### Task goal
In the copy, include every entry exactly but none of the pictures.

Items listed in a dataset:
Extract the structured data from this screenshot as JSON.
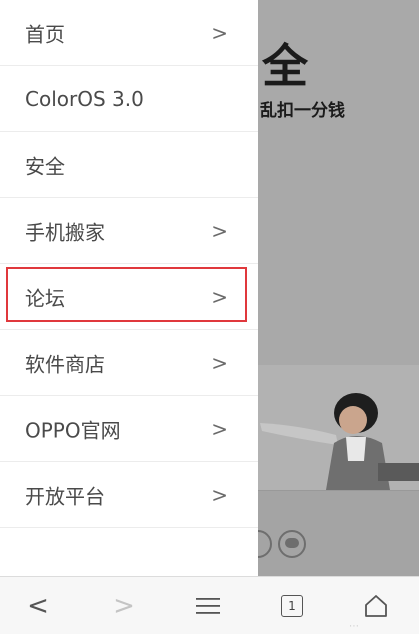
{
  "menu": {
    "items": [
      {
        "label": "首页",
        "arrow": ">"
      },
      {
        "label": "ColorOS 3.0",
        "arrow": ""
      },
      {
        "label": "安全",
        "arrow": ""
      },
      {
        "label": "手机搬家",
        "arrow": ">"
      },
      {
        "label": "论坛",
        "arrow": ">"
      },
      {
        "label": "软件商店",
        "arrow": ">"
      },
      {
        "label": "OPPO官网",
        "arrow": ">"
      },
      {
        "label": "开放平台",
        "arrow": ">"
      }
    ]
  },
  "background": {
    "headline": "全",
    "subtitle": "乱扣一分钱"
  },
  "toolbar": {
    "back": "<",
    "forward": ">",
    "tab_count": "1"
  }
}
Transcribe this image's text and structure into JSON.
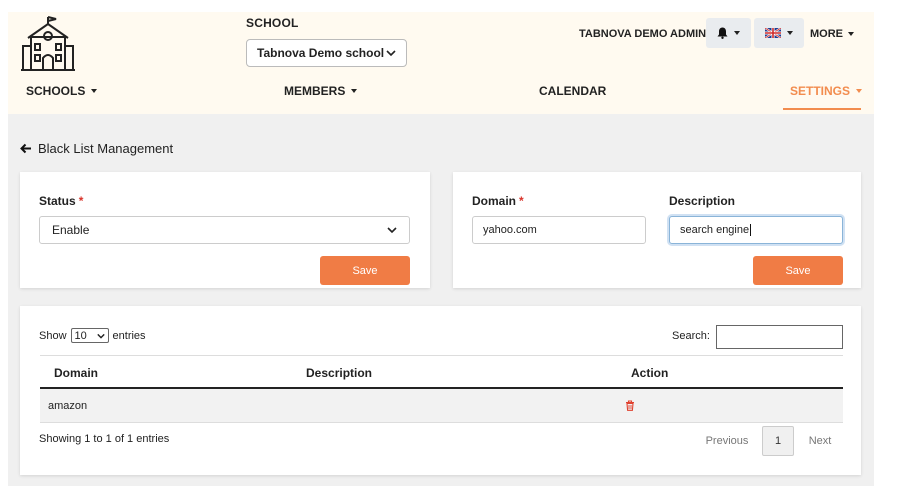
{
  "header": {
    "school_label": "SCHOOL",
    "school_selected": "Tabnova Demo school",
    "admin_name": "TABNOVA DEMO ADMIN",
    "more_label": "MORE",
    "icons": {
      "logo": "school-building-icon",
      "bell": "bell-icon",
      "flag": "uk-flag-icon"
    }
  },
  "nav": {
    "schools": "SCHOOLS",
    "members": "MEMBERS",
    "calendar": "CALENDAR",
    "settings": "SETTINGS"
  },
  "page": {
    "back_label": "Black List Management"
  },
  "status_card": {
    "label": "Status",
    "required_mark": "*",
    "selected": "Enable",
    "save_label": "Save"
  },
  "domain_card": {
    "domain_label": "Domain",
    "required_mark": "*",
    "domain_value": "yahoo.com",
    "description_label": "Description",
    "description_value": "search engine",
    "save_label": "Save"
  },
  "table": {
    "show_label": "Show",
    "entries_count": "10",
    "entries_label": "entries",
    "search_label": "Search:",
    "columns": [
      "Domain",
      "Description",
      "Action"
    ],
    "rows": [
      {
        "domain": "amazon",
        "description": ""
      }
    ],
    "info": "Showing 1 to 1 of 1 entries",
    "prev_label": "Previous",
    "current_page": "1",
    "next_label": "Next"
  },
  "colors": {
    "accent": "#f07c45",
    "header_bg": "#fffaf0",
    "main_bg": "#f0f0f0",
    "required": "#d9342b"
  }
}
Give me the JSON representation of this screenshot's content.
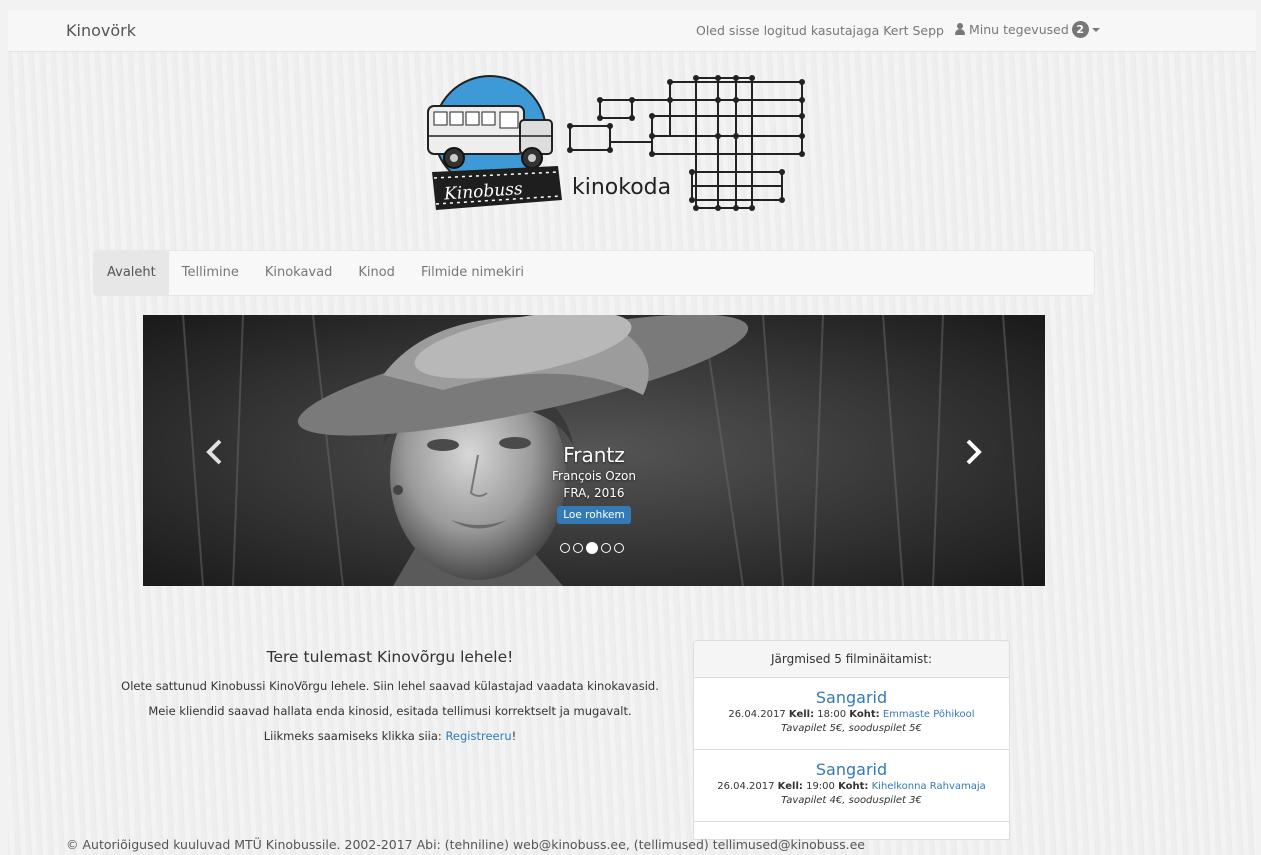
{
  "navbar": {
    "brand": "Kinovörk",
    "login_text": "Oled sisse logitud kasutajaga Kert Sepp",
    "my_actions_label": "Minu tegevused",
    "my_actions_badge": "2"
  },
  "logo": {
    "left_text": "Kinobuss",
    "right_text": "kinokoda"
  },
  "menu": {
    "items": [
      "Avaleht",
      "Tellimine",
      "Kinokavad",
      "Kinod",
      "Filmide nimekiri"
    ]
  },
  "carousel": {
    "title": "Frantz",
    "director": "François Ozon",
    "country_year": "FRA, 2016",
    "button_label": "Loe rohkem",
    "slide_count": 5,
    "active_slide": 3
  },
  "welcome": {
    "heading": "Tere tulemast Kinovõrgu lehele!",
    "line1": "Olete sattunud Kinobussi KinoVõrgu lehele. Siin lehel saavad külastajad vaadata kinokavasid.",
    "line2": "Meie kliendid saavad hallata enda kinosid, esitada tellimusi korrektselt ja mugavalt.",
    "line3_prefix": "Liikmeks saamiseks klikka siia:",
    "register_link": "Registreeru",
    "line3_suffix": "!"
  },
  "shows_panel": {
    "heading": "Järgmised 5 filminäitamist:",
    "shows": [
      {
        "title": "Sangarid",
        "date": "26.04.2017",
        "time_label": "Kell:",
        "time": "18:00",
        "place_label": "Koht:",
        "place": "Emmaste Põhikool",
        "price": "Tavapilet 5€, sooduspilet 5€"
      },
      {
        "title": "Sangarid",
        "date": "26.04.2017",
        "time_label": "Kell:",
        "time": "19:00",
        "place_label": "Koht:",
        "place": "Kihelkonna Rahvamaja",
        "price": "Tavapilet 4€, sooduspilet 3€"
      }
    ]
  },
  "footer": {
    "text": "© Autoriõigused kuuluvad MTÜ Kinobussile. 2002-2017 Abi: (tehniline) web@kinobuss.ee, (tellimused) tellimused@kinobuss.ee"
  }
}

### Response for this exercise
Extract the structured data from this screenshot as JSON.
{
  "menu": {
    "items": [
      {
        "label": "首页",
        "arrow": ">"
      },
      {
        "label": "ColorOS 3.0",
        "arrow": ""
      },
      {
        "label": "安全",
        "arrow": ""
      },
      {
        "label": "手机搬家",
        "arrow": ">"
      },
      {
        "label": "论坛",
        "arrow": ">"
      },
      {
        "label": "软件商店",
        "arrow": ">"
      },
      {
        "label": "OPPO官网",
        "arrow": ">"
      },
      {
        "label": "开放平台",
        "arrow": ">"
      }
    ]
  },
  "background": {
    "headline": "全",
    "subtitle": "乱扣一分钱"
  },
  "toolbar": {
    "back": "<",
    "forward": ">",
    "tab_count": "1"
  }
}
Transcribe this image's text and structure into JSON.
{
  "header": {
    "school_label": "SCHOOL",
    "school_selected": "Tabnova Demo school",
    "admin_name": "TABNOVA DEMO ADMIN",
    "more_label": "MORE",
    "icons": {
      "logo": "school-building-icon",
      "bell": "bell-icon",
      "flag": "uk-flag-icon"
    }
  },
  "nav": {
    "schools": "SCHOOLS",
    "members": "MEMBERS",
    "calendar": "CALENDAR",
    "settings": "SETTINGS"
  },
  "page": {
    "back_label": "Black List Management"
  },
  "status_card": {
    "label": "Status",
    "required_mark": "*",
    "selected": "Enable",
    "save_label": "Save"
  },
  "domain_card": {
    "domain_label": "Domain",
    "required_mark": "*",
    "domain_value": "yahoo.com",
    "description_label": "Description",
    "description_value": "search engine",
    "save_label": "Save"
  },
  "table": {
    "show_label": "Show",
    "entries_count": "10",
    "entries_label": "entries",
    "search_label": "Search:",
    "columns": [
      "Domain",
      "Description",
      "Action"
    ],
    "rows": [
      {
        "domain": "amazon",
        "description": ""
      }
    ],
    "info": "Showing 1 to 1 of 1 entries",
    "prev_label": "Previous",
    "current_page": "1",
    "next_label": "Next"
  },
  "colors": {
    "accent": "#f07c45",
    "header_bg": "#fffaf0",
    "main_bg": "#f0f0f0",
    "required": "#d9342b"
  }
}
Give me the JSON representation of this screenshot's content.
{
  "navbar": {
    "brand": "Kinovörk",
    "login_text": "Oled sisse logitud kasutajaga Kert Sepp",
    "my_actions_label": "Minu tegevused",
    "my_actions_badge": "2"
  },
  "logo": {
    "left_text": "Kinobuss",
    "right_text": "kinokoda"
  },
  "menu": {
    "items": [
      "Avaleht",
      "Tellimine",
      "Kinokavad",
      "Kinod",
      "Filmide nimekiri"
    ]
  },
  "carousel": {
    "title": "Frantz",
    "director": "François Ozon",
    "country_year": "FRA, 2016",
    "button_label": "Loe rohkem",
    "slide_count": 5,
    "active_slide": 3
  },
  "welcome": {
    "heading": "Tere tulemast Kinovõrgu lehele!",
    "line1": "Olete sattunud Kinobussi KinoVõrgu lehele. Siin lehel saavad külastajad vaadata kinokavasid.",
    "line2": "Meie kliendid saavad hallata enda kinosid, esitada tellimusi korrektselt ja mugavalt.",
    "line3_prefix": "Liikmeks saamiseks klikka siia:",
    "register_link": "Registreeru",
    "line3_suffix": "!"
  },
  "shows_panel": {
    "heading": "Järgmised 5 filminäitamist:",
    "shows": [
      {
        "title": "Sangarid",
        "date": "26.04.2017",
        "time_label": "Kell:",
        "time": "18:00",
        "place_label": "Koht:",
        "place": "Emmaste Põhikool",
        "price": "Tavapilet 5€, sooduspilet 5€"
      },
      {
        "title": "Sangarid",
        "date": "26.04.2017",
        "time_label": "Kell:",
        "time": "19:00",
        "place_label": "Koht:",
        "place": "Kihelkonna Rahvamaja",
        "price": "Tavapilet 4€, sooduspilet 3€"
      }
    ]
  },
  "footer": {
    "text": "© Autoriõigused kuuluvad MTÜ Kinobussile. 2002-2017 Abi: (tehniline) web@kinobuss.ee, (tellimused) tellimused@kinobuss.ee"
  }
}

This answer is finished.